### DATASET RECORDS

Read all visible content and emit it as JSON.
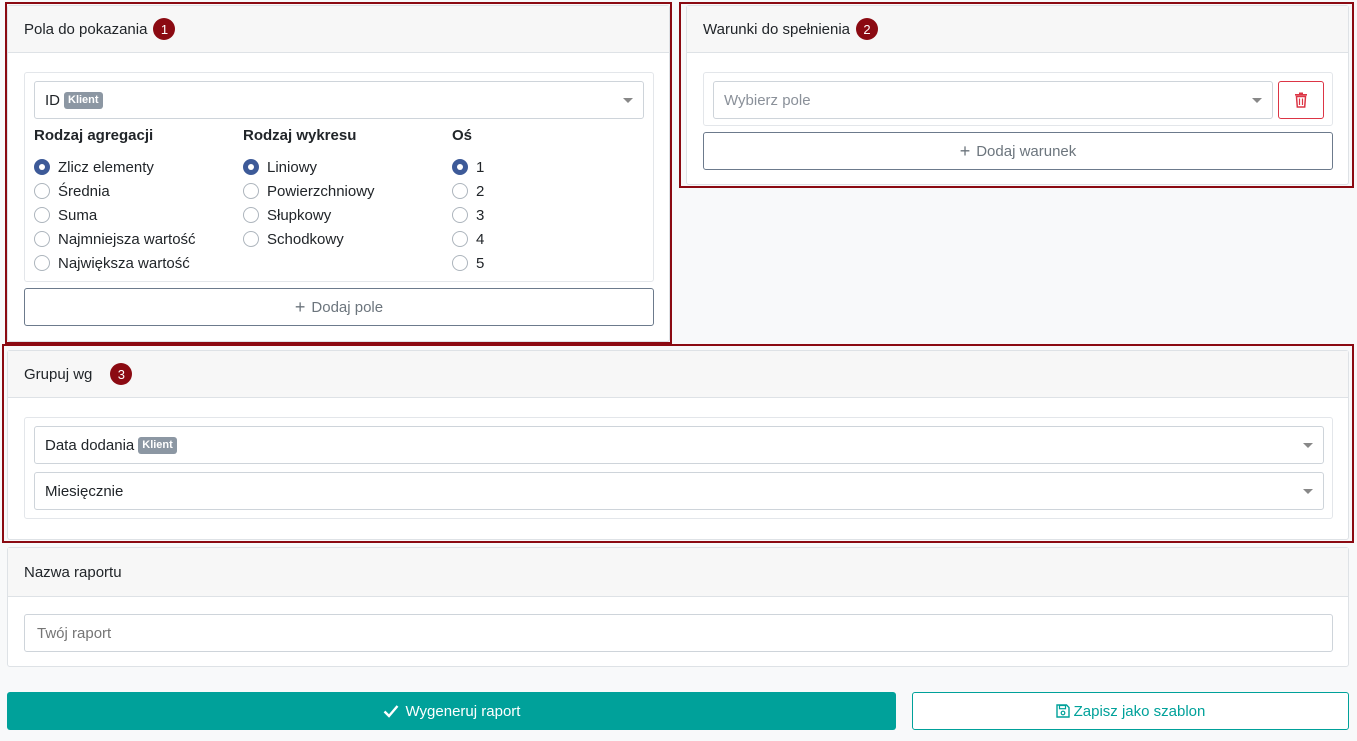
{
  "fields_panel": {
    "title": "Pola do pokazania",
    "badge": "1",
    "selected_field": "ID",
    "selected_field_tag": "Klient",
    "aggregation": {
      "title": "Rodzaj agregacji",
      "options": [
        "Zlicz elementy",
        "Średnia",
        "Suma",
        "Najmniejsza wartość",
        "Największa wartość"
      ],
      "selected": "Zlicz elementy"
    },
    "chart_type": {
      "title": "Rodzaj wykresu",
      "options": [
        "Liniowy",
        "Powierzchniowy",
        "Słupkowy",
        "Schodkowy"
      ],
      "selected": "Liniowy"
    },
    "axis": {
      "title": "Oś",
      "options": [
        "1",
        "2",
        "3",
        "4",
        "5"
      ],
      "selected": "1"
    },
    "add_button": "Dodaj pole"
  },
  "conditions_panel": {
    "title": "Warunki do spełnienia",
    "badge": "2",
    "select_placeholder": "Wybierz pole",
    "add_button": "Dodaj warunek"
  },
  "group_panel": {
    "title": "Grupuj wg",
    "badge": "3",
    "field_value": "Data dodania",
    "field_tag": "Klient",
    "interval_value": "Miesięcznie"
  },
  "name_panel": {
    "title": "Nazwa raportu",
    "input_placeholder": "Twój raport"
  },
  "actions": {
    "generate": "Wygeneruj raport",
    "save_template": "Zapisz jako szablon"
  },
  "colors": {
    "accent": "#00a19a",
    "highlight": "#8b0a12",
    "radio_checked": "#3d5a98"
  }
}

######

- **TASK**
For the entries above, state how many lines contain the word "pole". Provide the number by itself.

- **RESPONSE AREA**
2